It was the latest stage in a the roller-coaster ride for the so-called "global license," which would let Internet users download as much copyrighted content as they like for a monthly fee of a few euros (dollars).
Culture Minister Renaud Donnedieu de Vabres re-introduced the so-called "global license" after a drawn-out, late-night session Wednesday in the National Assembly.
Backed by many opposition Socialists as well as rebel lawmakers from the governing conservative Union for a Popular Movement, the amendment was adopted in a surprise vote in December amid heavy lobbying from consumer groups.
But the government deleted the amendment when it resubmitted the anti-piracy legislation for debate earlier this week.
Under fire from lawmakers, the culture minister reversed course early Thursday.
"I want there to be no ambiguity," and for the text to be submitted to thorough deliberation, he said.
The latest draft lightens the penalties for those caught pirating music or movies online.
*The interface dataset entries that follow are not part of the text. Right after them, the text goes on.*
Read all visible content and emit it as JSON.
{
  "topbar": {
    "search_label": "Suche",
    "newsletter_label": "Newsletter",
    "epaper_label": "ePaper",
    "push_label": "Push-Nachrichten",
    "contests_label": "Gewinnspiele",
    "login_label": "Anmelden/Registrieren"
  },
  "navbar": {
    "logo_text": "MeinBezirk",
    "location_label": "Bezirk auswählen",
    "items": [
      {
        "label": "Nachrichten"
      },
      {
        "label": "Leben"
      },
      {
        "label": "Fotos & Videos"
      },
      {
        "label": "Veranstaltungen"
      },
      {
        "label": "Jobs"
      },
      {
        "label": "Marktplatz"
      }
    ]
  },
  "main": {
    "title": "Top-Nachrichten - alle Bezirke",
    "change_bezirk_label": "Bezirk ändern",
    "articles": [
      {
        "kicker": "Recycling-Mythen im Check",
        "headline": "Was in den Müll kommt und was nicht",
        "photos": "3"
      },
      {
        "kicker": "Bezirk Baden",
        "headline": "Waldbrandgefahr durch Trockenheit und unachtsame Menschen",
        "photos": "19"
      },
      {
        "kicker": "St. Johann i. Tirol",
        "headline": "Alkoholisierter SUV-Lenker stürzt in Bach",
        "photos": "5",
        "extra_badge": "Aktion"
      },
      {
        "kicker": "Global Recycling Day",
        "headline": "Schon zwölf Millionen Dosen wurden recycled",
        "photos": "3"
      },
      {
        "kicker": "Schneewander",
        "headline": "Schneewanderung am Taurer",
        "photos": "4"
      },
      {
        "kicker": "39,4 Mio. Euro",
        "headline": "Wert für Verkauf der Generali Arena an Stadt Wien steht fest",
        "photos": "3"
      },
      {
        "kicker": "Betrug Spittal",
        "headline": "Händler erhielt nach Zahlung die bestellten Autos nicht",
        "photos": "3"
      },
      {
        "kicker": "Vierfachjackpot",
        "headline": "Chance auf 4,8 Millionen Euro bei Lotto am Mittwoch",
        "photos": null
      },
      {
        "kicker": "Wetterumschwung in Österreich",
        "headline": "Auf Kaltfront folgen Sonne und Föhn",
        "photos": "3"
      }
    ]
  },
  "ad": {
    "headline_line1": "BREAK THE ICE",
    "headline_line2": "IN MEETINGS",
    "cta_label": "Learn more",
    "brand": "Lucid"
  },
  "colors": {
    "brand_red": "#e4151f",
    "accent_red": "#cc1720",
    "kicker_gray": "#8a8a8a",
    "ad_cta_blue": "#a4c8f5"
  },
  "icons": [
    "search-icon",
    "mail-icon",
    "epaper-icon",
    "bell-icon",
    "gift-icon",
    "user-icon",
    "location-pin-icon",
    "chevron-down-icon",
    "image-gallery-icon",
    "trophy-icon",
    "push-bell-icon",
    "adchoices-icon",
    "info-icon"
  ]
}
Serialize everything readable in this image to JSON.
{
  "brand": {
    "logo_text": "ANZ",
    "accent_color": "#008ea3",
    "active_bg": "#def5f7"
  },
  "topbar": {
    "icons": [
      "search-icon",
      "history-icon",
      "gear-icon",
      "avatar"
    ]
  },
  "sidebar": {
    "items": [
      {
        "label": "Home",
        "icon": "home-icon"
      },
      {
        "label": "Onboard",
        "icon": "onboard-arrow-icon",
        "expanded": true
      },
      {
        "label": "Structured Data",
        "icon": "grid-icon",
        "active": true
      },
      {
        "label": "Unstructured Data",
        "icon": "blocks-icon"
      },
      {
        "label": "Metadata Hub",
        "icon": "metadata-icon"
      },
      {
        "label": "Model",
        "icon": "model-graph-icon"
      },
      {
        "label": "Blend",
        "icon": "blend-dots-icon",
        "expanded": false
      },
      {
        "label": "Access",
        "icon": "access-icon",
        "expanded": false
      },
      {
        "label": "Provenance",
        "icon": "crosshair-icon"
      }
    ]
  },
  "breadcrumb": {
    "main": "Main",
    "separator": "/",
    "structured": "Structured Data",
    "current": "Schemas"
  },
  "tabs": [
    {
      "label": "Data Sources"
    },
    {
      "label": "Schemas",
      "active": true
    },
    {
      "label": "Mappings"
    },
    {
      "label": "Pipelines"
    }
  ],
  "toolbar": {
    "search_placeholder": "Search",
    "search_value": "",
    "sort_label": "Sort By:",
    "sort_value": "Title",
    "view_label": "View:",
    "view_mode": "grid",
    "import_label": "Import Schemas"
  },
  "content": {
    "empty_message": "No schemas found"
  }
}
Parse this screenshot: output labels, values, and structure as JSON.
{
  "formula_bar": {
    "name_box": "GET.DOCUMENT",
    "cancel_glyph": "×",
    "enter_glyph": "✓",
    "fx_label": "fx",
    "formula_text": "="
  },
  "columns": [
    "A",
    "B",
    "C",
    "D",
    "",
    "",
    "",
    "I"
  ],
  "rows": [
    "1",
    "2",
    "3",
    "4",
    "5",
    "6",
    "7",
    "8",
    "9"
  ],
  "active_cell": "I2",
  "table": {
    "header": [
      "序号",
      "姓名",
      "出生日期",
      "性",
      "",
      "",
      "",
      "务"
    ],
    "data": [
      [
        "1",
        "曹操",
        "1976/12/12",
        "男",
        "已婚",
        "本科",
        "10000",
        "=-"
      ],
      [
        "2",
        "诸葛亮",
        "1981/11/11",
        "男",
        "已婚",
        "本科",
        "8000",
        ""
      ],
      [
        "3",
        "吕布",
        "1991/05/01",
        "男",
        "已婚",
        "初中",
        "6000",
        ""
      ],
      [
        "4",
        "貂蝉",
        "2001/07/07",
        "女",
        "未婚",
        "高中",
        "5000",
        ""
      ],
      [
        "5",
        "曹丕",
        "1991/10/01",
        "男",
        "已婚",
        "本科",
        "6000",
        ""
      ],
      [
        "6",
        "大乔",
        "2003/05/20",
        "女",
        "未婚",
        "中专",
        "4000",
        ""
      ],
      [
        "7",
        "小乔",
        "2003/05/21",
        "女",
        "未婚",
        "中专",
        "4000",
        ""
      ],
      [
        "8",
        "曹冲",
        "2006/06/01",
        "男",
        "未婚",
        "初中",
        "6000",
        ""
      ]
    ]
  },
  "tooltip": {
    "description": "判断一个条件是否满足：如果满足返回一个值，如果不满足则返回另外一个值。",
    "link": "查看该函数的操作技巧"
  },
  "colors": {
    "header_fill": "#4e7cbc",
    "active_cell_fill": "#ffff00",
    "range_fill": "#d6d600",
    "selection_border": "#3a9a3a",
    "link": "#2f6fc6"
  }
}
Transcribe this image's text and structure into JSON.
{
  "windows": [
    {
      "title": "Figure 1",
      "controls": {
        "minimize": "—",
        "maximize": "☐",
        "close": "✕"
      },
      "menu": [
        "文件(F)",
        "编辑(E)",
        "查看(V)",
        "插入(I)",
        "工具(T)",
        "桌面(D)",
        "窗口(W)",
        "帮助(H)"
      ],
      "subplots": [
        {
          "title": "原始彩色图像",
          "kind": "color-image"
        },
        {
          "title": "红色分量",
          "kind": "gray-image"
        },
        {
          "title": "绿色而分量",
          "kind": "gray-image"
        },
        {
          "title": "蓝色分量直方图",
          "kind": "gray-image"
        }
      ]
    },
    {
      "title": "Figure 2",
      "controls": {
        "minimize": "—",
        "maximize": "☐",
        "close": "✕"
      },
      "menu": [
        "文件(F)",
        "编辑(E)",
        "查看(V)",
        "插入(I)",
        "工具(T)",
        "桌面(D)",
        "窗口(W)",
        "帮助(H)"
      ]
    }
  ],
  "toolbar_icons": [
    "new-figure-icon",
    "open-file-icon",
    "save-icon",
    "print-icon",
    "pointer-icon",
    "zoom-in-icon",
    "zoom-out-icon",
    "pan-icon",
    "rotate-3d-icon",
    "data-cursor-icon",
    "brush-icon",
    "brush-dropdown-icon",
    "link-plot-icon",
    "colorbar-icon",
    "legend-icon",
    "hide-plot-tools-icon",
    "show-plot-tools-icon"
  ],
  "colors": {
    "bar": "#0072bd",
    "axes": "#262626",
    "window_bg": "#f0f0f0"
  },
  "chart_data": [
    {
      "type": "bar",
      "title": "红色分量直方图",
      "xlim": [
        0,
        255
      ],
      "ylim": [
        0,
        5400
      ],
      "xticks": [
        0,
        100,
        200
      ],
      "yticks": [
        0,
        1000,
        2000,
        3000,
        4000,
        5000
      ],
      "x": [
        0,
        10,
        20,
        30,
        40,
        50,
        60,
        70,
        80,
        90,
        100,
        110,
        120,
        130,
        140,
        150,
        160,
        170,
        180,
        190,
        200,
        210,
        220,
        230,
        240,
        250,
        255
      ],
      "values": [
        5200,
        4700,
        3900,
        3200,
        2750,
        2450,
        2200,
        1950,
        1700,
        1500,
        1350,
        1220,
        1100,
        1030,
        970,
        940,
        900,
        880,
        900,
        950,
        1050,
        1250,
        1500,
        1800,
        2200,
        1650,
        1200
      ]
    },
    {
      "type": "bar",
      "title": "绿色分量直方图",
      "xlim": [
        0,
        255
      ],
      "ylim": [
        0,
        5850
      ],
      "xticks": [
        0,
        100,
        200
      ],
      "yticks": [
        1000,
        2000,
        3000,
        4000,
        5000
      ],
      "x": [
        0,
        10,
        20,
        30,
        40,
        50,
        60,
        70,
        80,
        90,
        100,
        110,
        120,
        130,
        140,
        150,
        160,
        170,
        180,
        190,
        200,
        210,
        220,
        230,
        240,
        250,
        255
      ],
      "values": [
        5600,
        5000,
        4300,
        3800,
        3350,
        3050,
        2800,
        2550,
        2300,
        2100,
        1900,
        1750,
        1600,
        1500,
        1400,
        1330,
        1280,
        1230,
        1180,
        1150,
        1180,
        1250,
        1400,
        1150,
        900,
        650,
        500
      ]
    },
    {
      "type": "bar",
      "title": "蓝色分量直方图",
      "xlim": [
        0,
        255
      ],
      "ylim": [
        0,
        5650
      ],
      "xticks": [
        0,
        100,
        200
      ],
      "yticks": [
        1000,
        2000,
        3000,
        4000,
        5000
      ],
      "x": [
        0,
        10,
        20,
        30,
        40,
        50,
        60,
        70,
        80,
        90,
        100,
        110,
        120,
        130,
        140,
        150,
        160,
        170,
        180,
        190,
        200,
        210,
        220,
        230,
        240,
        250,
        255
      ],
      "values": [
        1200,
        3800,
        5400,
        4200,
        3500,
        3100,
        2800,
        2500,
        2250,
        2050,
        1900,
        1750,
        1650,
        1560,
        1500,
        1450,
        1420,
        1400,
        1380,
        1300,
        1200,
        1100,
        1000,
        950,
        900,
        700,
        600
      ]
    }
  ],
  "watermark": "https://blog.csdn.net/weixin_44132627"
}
But it also strengthens legal protection for anti-copy software known as DRM, or digital rights management, shielding it from challenges under French laws that grant consumers the right to make copies of music and film for private use.
Consumer groups have cheered the legalized file-sharing measures, while the music industry is leading a backlash.
The online copyright bill is shaping up as a key test of the conservatives' ability to maintain party discipline in a pre-election year. A vote is not expected before March 14.